The World Health Organization (WHO) says it is in urgent need of three million doses of vaccine to prevent what it calls a catastrophic outbreak of yellow fever in Abidjan, the capital of Ivory Coast.
The World Health Organization says rapid action is essential to prevent this worrying outbreak of yellow fever from becoming a humanitarian disaster.
WHO spokesman, Gregory Hartl, says the disease could spread like wildfire if it is not quickly contained. He says Abidjan has a population of 3.5 million. Only about 40 percent of the population has been vaccinated against yellow fever. "That means that there are probably still 2.1 million people at risk of contracting yellow fever," he says. "Of 2.1 million, if the normal ... infection rate witnessed in previous outbreaks of yellow fever is attained of 30 percent, that means there could be 700,000 people with yellow fever, the potential of contracting virulent yellow fever of up to 100,000 active cases, the likes of which we have not seen in ages."

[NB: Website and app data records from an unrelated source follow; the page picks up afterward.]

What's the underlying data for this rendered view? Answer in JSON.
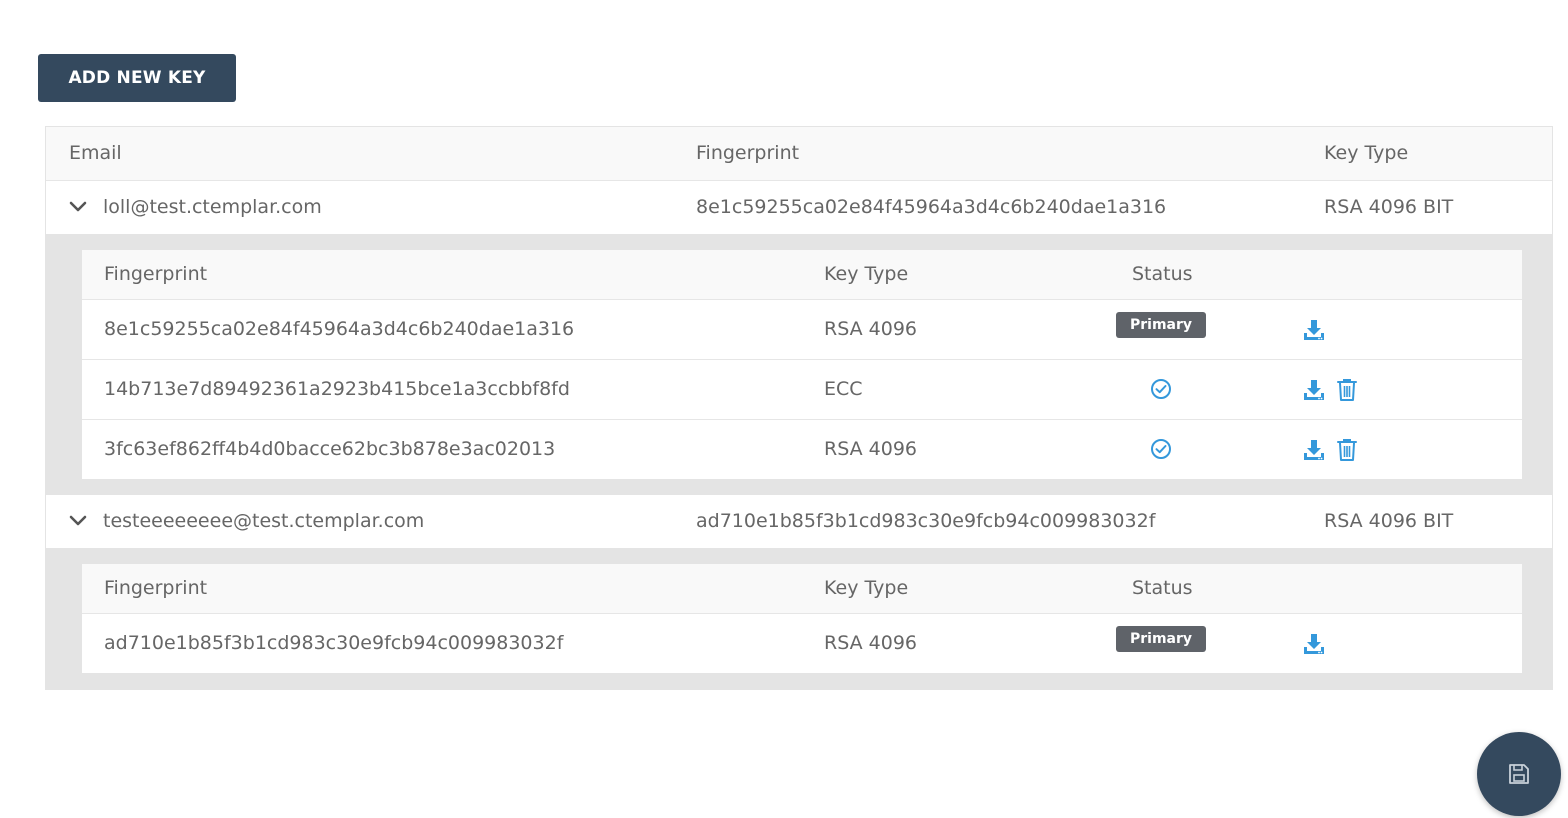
{
  "toolbar": {
    "add_key_label": "ADD NEW KEY"
  },
  "table": {
    "headers": {
      "email": "Email",
      "fingerprint": "Fingerprint",
      "key_type": "Key Type"
    },
    "sub_headers": {
      "fingerprint": "Fingerprint",
      "key_type": "Key Type",
      "status": "Status"
    },
    "groups": [
      {
        "email": "loll@test.ctemplar.com",
        "fingerprint": "8e1c59255ca02e84f45964a3d4c6b240dae1a316",
        "key_type": "RSA 4096 BIT",
        "keys": [
          {
            "fingerprint": "8e1c59255ca02e84f45964a3d4c6b240dae1a316",
            "key_type": "RSA 4096",
            "status": "Primary"
          },
          {
            "fingerprint": "14b713e7d89492361a2923b415bce1a3ccbbf8fd",
            "key_type": "ECC",
            "status": "check-circle-icon"
          },
          {
            "fingerprint": "3fc63ef862ff4b4d0bacce62bc3b878e3ac02013",
            "key_type": "RSA 4096",
            "status": "check-circle-icon"
          }
        ]
      },
      {
        "email": "testeeeeeeee@test.ctemplar.com",
        "fingerprint": "ad710e1b85f3b1cd983c30e9fcb94c009983032f",
        "key_type": "RSA 4096 BIT",
        "keys": [
          {
            "fingerprint": "ad710e1b85f3b1cd983c30e9fcb94c009983032f",
            "key_type": "RSA 4096",
            "status": "Primary"
          }
        ]
      }
    ]
  },
  "colors": {
    "primary_dark": "#34495e",
    "icon_blue": "#3498db",
    "badge_gray": "#5f6369"
  },
  "fab": {
    "icon": "save-icon"
  }
}
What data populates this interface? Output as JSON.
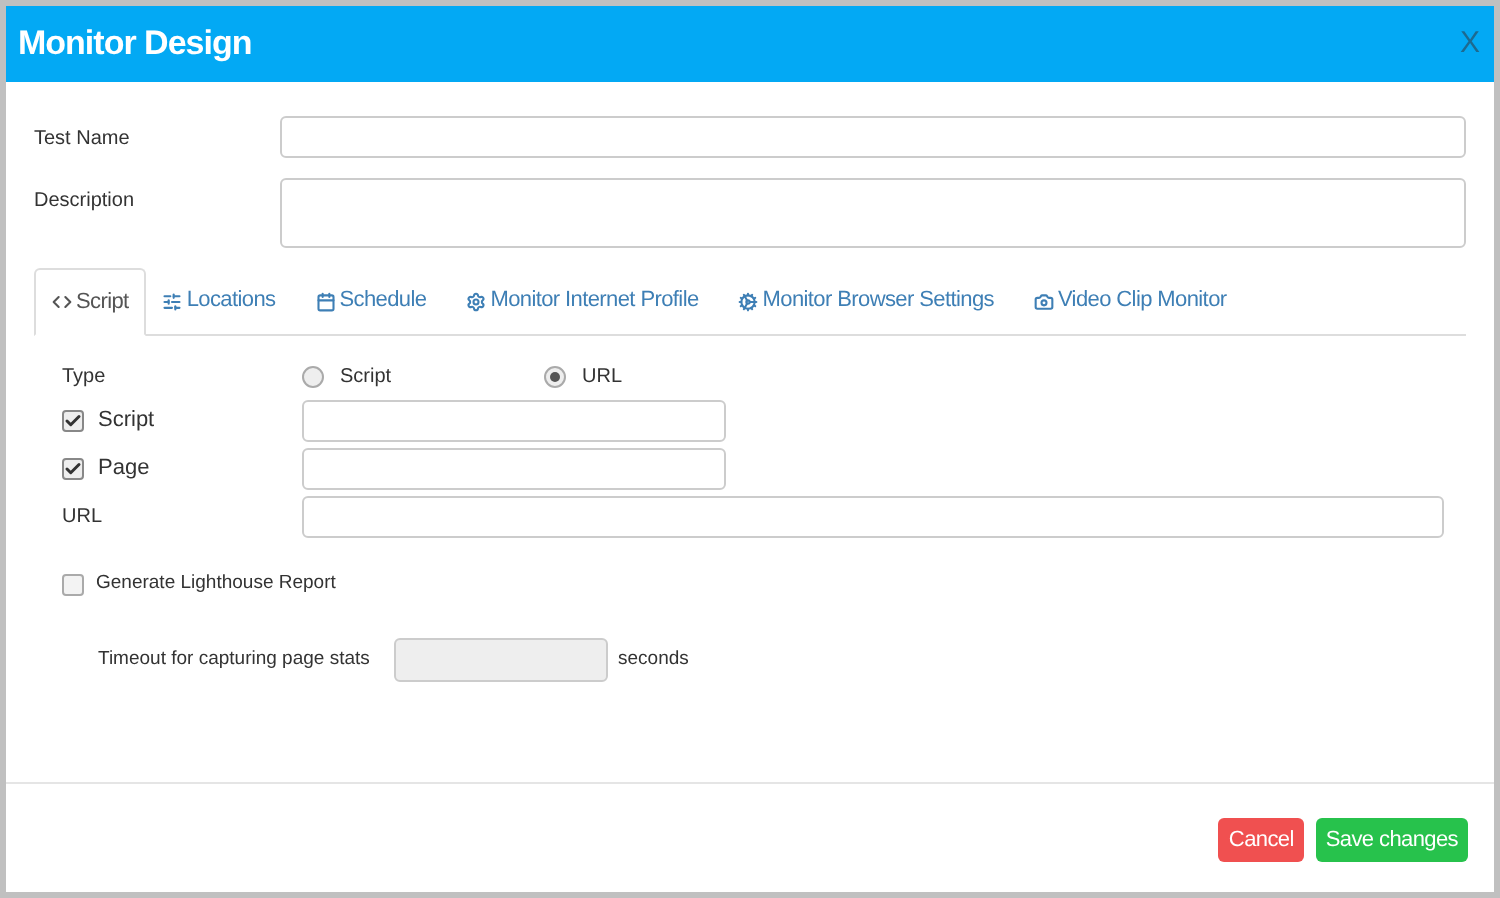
{
  "window": {
    "title": "Monitor Design",
    "close": "X"
  },
  "fields": [
    {
      "label": "Test Name",
      "kind": "input"
    },
    {
      "label": "Description",
      "kind": "textarea"
    }
  ],
  "tabs": [
    {
      "label": "Script",
      "selected": true
    },
    {
      "label": "Locations",
      "selected": false
    },
    {
      "label": "Schedule",
      "selected": false
    },
    {
      "label": "Monitor Internet Profile",
      "selected": false
    },
    {
      "label": "Monitor Browser Settings",
      "selected": false
    },
    {
      "label": "Video Clip Monitor",
      "selected": false
    }
  ],
  "type": {
    "label": "Type",
    "options": [
      {
        "label": "Script",
        "selected": false
      },
      {
        "label": "URL",
        "selected": true
      }
    ]
  },
  "url_fields": [
    {
      "label": "Script",
      "kind": "checkbox",
      "checked": true
    },
    {
      "label": "Page",
      "kind": "checkbox",
      "checked": true
    },
    {
      "label": "URL",
      "kind": "plain"
    }
  ],
  "lighthouse": {
    "label": "Generate Lighthouse Report",
    "checked": false
  },
  "timeout": {
    "label": "Timeout for capturing page stats",
    "unit": "seconds"
  },
  "buttons": [
    {
      "label": "Cancel",
      "kind": "danger"
    },
    {
      "label": "Save changes",
      "kind": "success"
    }
  ]
}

Urban Yellow Fever is spread by a mosquito that lives in or very close to peoples' homes. WHO says it is very rare disease, but when it occurs, it can spread extremely rapidly among a dense urban population, potentially causing many thousands of deaths.
Yellow fever is difficult to recognize in its early stages. It can easily be confused with malaria, typhoid or other causes of fever. Mr. Hartl says so far four deaths have been officially reported. "The last official figures we have are from the beginning of last week. We have not been able to get newer figures," he says. "We are still very much at the beginning of the outbreak. We can nip this in the bud before it happens. This still is an outbreak waiting to happen. It has not actually happened. We really need the cooperation of donors to get this outbreak stopped before it actually starts. "
The World Health Organization says plans for a mass immunization campaign in Abidjan will not be able to go ahead until it receives three million doses of vaccine. The agency is urgently locating stocks of yellow fever vaccine that can be moved quickly to Ivory Coast. But, Mr. Hartl says none of this will happen until donors come up with the $3 million needed to purchase the Yellow Fever vaccine.